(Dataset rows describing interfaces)
-------

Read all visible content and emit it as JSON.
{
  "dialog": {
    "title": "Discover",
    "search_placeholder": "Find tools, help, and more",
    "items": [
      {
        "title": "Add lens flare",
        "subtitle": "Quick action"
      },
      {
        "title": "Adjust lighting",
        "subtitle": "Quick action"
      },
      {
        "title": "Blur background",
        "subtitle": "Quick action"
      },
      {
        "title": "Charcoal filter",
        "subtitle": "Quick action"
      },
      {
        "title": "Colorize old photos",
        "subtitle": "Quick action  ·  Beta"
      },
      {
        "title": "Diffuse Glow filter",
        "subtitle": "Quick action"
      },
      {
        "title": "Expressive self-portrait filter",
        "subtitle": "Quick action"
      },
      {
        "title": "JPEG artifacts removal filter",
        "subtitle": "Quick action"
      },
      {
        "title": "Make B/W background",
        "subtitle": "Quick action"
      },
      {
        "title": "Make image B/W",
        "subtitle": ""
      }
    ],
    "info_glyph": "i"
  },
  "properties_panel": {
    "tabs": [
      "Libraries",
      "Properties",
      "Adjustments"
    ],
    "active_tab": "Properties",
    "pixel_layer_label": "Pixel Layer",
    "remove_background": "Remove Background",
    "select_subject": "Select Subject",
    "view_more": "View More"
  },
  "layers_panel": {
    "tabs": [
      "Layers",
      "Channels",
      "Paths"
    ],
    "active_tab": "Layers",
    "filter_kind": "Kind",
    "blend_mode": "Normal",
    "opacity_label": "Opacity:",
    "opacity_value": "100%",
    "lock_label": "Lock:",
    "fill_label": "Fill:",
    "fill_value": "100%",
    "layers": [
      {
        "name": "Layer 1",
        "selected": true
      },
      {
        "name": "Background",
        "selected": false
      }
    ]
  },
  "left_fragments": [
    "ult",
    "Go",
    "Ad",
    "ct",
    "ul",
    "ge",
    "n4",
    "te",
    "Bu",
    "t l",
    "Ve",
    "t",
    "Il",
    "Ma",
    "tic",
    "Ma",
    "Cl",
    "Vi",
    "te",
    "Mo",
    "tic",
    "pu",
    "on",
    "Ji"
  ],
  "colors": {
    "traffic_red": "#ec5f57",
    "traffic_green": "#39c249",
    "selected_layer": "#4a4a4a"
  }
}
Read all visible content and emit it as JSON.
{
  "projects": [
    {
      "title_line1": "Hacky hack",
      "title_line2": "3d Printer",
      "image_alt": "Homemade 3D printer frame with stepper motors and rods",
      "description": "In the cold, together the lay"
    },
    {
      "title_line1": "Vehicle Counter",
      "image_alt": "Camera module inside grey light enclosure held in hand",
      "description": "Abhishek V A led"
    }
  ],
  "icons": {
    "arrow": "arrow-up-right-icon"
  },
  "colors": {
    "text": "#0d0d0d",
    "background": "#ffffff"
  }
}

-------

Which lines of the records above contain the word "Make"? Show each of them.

        "title": "Make B/W background",
        "title": "Make image B/W",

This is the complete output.